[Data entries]
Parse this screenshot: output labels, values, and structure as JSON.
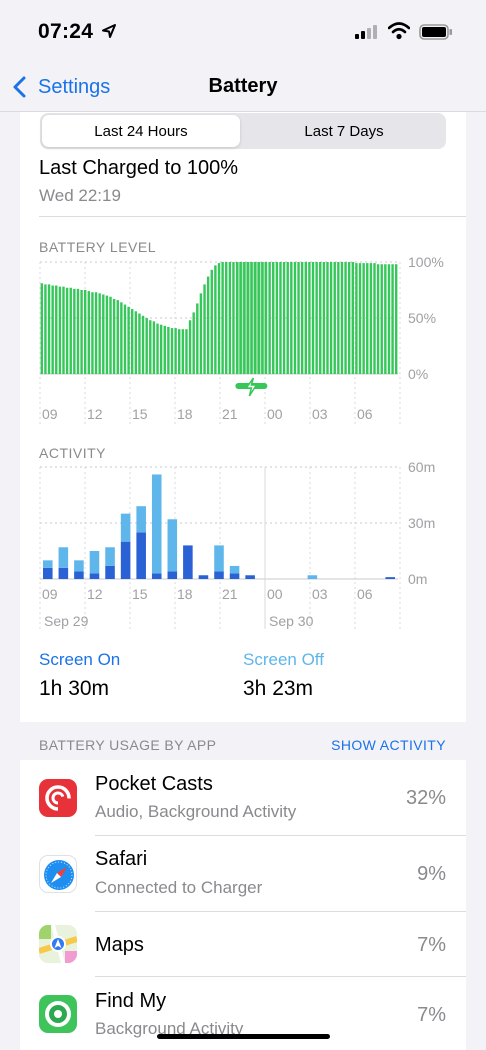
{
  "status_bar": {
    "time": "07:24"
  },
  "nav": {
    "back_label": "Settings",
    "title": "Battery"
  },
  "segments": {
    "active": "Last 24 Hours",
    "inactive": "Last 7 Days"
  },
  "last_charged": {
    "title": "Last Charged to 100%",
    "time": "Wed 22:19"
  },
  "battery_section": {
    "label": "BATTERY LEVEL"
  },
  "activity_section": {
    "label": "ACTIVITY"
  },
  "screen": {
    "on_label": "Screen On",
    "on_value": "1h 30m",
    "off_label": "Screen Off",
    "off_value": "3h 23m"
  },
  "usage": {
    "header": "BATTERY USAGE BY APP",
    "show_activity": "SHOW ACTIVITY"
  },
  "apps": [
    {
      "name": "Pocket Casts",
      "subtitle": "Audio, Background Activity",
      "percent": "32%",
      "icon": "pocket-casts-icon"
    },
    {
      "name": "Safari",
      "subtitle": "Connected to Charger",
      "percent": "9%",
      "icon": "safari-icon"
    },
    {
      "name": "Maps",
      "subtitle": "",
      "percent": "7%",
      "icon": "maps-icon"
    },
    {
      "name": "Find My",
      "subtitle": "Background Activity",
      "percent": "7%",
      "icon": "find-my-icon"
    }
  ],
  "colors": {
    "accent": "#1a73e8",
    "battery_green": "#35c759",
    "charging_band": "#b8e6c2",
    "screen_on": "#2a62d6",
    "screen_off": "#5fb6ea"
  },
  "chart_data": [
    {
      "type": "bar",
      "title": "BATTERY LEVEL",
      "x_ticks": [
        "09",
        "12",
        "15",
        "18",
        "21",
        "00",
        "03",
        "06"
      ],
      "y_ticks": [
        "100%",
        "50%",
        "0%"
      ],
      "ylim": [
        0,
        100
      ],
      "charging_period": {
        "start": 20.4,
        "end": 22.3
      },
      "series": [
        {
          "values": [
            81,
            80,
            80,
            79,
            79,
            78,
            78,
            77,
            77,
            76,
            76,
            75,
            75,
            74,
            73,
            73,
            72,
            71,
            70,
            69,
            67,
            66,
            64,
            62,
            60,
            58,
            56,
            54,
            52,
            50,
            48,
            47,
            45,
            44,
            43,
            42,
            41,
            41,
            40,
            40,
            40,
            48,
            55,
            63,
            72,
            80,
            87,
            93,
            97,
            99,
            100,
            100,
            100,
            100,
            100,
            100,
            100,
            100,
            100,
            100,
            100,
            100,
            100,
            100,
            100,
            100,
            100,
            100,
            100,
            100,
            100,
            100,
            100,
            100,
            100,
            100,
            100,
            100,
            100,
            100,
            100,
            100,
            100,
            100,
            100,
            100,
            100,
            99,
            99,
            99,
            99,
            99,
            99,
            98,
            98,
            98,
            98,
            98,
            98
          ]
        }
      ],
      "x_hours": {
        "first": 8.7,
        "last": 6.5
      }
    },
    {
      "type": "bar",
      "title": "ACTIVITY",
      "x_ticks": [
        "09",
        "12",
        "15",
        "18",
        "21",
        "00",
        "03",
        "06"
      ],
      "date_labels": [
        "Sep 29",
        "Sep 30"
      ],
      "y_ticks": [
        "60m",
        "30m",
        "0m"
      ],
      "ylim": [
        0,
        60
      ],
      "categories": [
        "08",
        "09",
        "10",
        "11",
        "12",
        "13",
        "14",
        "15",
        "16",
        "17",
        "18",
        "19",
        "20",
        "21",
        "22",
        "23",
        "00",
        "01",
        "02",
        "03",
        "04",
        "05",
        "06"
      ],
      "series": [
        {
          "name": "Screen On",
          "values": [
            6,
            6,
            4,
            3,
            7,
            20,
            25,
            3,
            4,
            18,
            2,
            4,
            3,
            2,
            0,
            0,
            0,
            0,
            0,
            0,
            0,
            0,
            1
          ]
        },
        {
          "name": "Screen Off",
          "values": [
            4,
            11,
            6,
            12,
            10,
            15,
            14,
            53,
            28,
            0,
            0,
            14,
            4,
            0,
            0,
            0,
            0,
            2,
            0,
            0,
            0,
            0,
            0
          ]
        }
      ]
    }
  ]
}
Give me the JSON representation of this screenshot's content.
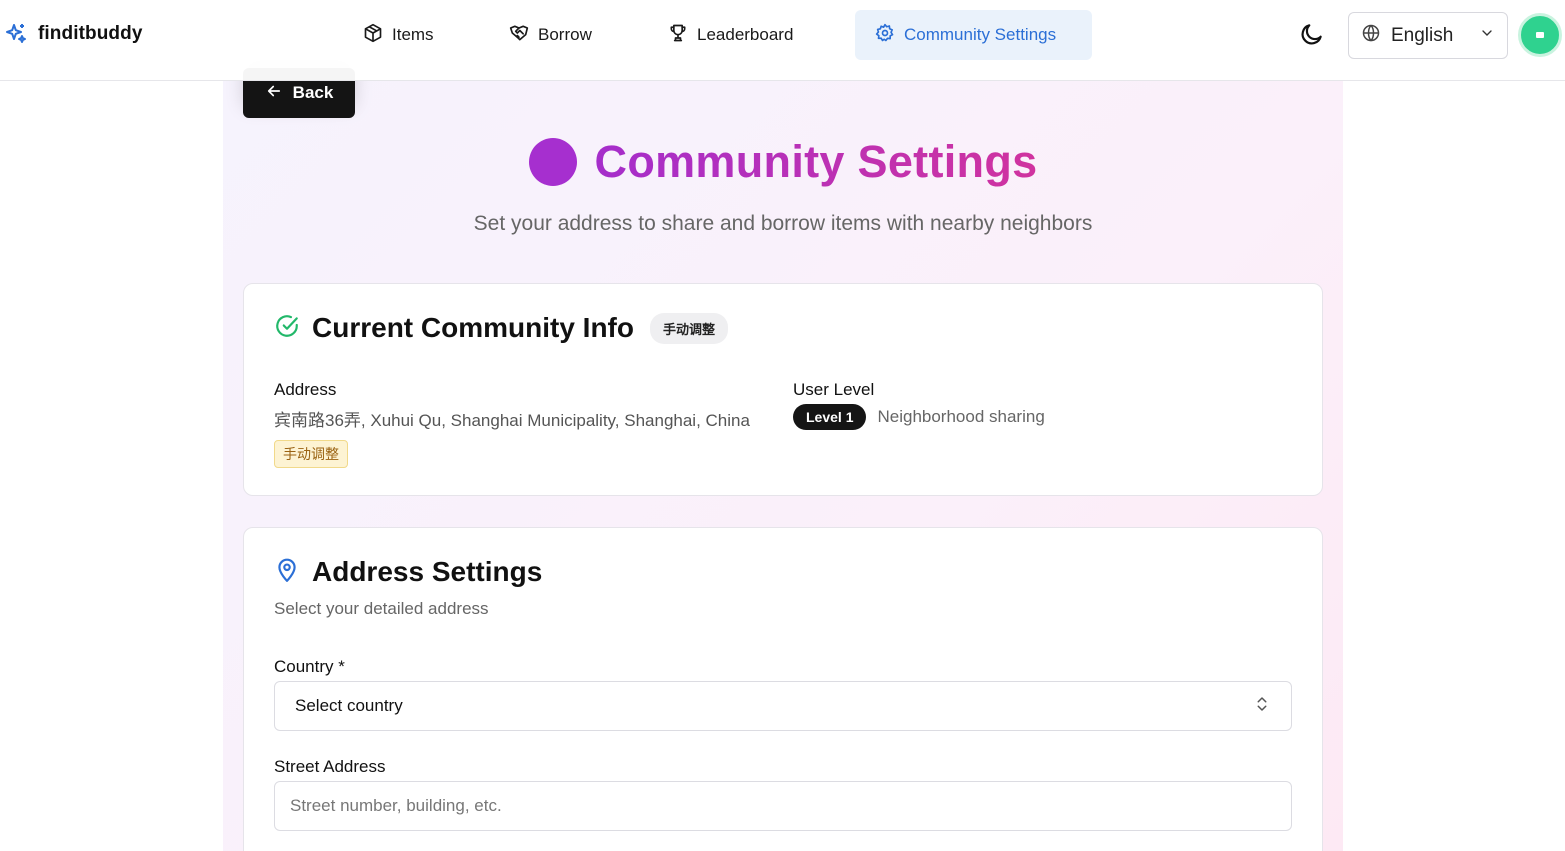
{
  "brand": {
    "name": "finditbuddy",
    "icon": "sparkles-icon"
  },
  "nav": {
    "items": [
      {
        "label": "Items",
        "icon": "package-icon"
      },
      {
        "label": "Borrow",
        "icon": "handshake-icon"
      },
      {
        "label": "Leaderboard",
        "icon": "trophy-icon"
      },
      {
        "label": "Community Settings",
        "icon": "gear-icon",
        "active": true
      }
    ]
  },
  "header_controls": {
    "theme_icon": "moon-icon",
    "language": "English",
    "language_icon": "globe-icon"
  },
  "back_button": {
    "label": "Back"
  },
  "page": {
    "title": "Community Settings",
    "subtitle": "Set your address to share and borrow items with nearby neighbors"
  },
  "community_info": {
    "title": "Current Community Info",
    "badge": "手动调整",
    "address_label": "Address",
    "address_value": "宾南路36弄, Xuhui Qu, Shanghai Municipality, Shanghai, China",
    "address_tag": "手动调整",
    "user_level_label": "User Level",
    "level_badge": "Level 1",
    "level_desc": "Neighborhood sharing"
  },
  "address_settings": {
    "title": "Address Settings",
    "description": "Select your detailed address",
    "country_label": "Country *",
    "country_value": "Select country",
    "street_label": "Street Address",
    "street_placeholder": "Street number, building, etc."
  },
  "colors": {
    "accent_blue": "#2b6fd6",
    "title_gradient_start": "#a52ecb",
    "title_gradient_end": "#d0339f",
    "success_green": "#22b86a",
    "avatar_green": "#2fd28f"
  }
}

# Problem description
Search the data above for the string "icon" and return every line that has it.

# Answer below
      "icon": "pocket-casts-icon"
      "icon": "safari-icon"
      "icon": "maps-icon"
      "icon": "find-my-icon"
    "icon": "sparkles-icon"
        "icon": "package-icon"
        "icon": "handshake-icon"
        "icon": "trophy-icon"
        "icon": "gear-icon",
    "theme_icon": "moon-icon",
    "language_icon": "globe-icon"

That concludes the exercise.